[App and web page records]
====================

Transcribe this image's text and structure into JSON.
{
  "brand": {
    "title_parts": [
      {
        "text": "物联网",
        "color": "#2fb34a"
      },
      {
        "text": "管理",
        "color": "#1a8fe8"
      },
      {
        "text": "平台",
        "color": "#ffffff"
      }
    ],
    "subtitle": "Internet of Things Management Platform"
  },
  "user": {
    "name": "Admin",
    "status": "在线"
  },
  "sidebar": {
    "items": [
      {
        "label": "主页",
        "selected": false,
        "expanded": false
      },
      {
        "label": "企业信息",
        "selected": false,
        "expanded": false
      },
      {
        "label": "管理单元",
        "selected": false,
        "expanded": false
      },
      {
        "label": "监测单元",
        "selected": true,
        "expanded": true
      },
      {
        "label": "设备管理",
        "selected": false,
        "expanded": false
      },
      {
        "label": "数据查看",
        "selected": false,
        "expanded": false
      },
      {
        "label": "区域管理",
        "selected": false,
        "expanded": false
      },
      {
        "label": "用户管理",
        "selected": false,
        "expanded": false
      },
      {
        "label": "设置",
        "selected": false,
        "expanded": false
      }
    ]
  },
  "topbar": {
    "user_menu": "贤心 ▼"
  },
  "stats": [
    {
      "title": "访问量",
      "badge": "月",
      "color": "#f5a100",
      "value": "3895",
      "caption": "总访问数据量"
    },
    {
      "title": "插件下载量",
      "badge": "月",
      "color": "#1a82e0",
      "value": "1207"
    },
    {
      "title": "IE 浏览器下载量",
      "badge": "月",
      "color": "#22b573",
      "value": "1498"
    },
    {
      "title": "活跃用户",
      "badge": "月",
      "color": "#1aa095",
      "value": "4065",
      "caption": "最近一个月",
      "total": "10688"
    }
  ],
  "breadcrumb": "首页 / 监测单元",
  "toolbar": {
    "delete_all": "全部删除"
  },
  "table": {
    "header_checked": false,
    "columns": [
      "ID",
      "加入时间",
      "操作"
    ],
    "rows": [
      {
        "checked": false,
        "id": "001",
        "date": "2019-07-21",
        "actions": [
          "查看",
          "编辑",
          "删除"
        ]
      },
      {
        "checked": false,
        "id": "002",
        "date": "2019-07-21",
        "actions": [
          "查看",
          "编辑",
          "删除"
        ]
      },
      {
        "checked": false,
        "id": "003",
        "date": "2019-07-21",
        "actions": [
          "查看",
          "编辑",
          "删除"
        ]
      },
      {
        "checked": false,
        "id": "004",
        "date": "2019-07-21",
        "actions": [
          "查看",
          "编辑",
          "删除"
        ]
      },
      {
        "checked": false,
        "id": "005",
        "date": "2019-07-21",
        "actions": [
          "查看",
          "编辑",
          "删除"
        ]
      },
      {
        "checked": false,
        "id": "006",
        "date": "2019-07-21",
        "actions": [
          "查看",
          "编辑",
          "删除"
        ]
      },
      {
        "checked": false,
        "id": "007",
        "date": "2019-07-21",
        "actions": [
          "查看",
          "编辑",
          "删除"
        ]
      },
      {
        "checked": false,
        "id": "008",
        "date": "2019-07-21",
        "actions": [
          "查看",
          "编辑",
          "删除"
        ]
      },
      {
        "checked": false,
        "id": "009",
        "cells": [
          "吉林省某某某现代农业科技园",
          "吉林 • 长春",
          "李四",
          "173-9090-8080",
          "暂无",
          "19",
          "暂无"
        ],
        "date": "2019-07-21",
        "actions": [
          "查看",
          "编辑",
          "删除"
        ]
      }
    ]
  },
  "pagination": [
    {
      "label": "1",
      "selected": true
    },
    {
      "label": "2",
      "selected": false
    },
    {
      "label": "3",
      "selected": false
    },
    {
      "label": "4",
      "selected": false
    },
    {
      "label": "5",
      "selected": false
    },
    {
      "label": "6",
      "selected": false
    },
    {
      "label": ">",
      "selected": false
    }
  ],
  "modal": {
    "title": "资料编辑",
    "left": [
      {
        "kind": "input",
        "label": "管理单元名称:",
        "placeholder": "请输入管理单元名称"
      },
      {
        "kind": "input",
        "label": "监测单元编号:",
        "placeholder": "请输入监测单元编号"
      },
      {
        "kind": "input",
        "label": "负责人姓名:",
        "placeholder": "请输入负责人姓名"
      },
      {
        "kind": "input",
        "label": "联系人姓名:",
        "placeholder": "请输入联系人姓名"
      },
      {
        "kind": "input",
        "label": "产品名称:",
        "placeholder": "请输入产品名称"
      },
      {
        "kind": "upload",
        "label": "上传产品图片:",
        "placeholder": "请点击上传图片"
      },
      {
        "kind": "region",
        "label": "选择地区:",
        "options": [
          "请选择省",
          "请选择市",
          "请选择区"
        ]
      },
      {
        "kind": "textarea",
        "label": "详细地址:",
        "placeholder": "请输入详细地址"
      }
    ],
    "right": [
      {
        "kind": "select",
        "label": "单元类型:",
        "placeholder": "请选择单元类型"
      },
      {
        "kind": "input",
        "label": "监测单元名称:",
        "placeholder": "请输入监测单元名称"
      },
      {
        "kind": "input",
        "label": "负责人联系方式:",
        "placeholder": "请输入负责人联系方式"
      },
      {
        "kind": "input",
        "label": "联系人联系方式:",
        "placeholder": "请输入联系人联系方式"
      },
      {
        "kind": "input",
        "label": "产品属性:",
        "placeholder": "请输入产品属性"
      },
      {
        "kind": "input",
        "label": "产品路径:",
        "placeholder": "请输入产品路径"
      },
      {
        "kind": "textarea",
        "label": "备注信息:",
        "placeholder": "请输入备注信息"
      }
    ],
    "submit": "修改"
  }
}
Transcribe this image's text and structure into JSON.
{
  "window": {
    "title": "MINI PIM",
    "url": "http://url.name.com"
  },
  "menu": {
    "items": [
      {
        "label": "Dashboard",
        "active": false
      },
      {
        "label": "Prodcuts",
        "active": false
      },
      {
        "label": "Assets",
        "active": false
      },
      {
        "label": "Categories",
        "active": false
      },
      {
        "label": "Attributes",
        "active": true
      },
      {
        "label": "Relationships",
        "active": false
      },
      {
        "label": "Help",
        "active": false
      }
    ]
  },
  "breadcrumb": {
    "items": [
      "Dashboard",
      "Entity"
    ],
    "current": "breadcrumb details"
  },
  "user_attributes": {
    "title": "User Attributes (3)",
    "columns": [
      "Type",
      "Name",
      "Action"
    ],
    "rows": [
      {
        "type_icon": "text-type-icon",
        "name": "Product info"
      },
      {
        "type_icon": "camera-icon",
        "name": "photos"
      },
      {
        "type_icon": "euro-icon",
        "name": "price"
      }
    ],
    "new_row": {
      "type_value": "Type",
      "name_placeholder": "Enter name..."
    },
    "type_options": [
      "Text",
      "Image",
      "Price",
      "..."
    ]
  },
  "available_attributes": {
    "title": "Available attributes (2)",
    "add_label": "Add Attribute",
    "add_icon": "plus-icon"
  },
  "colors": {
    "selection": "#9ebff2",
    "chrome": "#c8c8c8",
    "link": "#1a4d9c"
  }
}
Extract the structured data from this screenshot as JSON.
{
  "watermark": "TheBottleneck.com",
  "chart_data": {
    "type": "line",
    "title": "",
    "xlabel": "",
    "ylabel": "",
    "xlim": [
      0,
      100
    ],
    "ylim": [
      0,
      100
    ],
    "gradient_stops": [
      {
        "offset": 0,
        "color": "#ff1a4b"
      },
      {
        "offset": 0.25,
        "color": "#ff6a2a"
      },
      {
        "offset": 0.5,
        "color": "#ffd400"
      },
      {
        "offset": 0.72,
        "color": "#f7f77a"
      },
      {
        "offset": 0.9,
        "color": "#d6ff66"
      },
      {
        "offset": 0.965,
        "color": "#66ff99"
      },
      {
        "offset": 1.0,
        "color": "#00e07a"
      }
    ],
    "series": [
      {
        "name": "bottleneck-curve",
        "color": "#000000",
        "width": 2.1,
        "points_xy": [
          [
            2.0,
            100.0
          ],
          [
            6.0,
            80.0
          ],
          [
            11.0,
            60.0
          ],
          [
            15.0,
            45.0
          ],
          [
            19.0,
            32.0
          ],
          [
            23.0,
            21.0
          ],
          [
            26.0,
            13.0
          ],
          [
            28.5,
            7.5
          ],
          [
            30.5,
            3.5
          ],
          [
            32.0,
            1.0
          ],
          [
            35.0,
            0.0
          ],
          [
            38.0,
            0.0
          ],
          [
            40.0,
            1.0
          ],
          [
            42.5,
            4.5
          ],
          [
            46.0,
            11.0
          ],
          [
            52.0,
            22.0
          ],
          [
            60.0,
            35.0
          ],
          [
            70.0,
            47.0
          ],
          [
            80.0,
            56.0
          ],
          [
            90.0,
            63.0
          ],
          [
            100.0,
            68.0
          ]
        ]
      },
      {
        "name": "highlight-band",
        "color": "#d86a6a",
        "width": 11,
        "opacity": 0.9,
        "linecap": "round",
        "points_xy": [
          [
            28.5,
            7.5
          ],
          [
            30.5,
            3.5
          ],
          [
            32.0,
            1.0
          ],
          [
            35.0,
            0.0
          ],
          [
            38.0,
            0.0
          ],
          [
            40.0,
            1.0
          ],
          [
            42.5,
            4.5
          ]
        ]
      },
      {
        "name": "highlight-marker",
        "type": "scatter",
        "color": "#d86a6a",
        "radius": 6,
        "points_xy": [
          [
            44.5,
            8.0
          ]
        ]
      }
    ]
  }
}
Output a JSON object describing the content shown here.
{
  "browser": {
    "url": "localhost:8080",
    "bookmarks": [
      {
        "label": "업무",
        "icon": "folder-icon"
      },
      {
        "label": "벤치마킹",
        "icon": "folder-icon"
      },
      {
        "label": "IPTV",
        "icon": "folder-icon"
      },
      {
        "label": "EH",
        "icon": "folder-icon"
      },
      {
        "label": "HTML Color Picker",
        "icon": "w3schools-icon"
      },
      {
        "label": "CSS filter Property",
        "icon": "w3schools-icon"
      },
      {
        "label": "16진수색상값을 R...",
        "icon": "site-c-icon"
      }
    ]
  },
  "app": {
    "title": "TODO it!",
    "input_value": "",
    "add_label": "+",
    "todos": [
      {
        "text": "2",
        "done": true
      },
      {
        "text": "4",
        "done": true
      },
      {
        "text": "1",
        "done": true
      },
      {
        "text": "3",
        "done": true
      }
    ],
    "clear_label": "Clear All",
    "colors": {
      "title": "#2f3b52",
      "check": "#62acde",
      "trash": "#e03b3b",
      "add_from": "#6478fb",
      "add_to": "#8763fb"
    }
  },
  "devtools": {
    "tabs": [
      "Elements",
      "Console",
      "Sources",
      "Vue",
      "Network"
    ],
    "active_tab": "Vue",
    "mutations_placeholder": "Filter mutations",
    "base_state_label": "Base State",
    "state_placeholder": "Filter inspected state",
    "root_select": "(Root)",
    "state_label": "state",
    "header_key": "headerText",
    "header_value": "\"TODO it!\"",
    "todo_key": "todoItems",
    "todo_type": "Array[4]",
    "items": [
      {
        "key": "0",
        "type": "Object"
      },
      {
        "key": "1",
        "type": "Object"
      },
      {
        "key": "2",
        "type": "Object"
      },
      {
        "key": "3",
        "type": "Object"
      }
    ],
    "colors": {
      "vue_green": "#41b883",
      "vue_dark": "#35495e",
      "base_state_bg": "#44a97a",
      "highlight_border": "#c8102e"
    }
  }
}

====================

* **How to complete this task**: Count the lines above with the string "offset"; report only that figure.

* **Task answer**: 7